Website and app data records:
***
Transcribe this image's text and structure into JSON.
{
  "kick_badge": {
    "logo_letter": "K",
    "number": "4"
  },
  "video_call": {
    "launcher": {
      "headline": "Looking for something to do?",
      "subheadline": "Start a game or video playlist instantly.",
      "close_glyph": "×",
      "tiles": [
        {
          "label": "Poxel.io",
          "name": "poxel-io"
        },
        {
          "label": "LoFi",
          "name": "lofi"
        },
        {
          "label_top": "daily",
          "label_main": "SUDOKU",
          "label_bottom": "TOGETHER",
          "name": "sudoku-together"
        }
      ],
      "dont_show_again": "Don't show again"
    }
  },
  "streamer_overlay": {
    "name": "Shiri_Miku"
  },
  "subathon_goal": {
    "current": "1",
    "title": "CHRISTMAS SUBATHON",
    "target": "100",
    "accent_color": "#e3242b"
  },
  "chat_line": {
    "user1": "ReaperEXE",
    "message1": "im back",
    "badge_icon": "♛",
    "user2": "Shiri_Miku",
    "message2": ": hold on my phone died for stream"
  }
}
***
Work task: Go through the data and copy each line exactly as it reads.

Answer space:
Transcribe this image's text and structure into JSON.
{
  "kick_badge": {
    "logo_letter": "K",
    "number": "4"
  },
  "video_call": {
    "launcher": {
      "headline": "Looking for something to do?",
      "subheadline": "Start a game or video playlist instantly.",
      "close_glyph": "×",
      "tiles": [
        {
          "label": "Poxel.io",
          "name": "poxel-io"
        },
        {
          "label": "LoFi",
          "name": "lofi"
        },
        {
          "label_top": "daily",
          "label_main": "SUDOKU",
          "label_bottom": "TOGETHER",
          "name": "sudoku-together"
        }
      ],
      "dont_show_again": "Don't show again"
    }
  },
  "streamer_overlay": {
    "name": "Shiri_Miku"
  },
  "subathon_goal": {
    "current": "1",
    "title": "CHRISTMAS SUBATHON",
    "target": "100",
    "accent_color": "#e3242b"
  },
  "chat_line": {
    "user1": "ReaperEXE",
    "message1": "im back",
    "badge_icon": "♛",
    "user2": "Shiri_Miku",
    "message2": ": hold on my phone died for stream"
  }
}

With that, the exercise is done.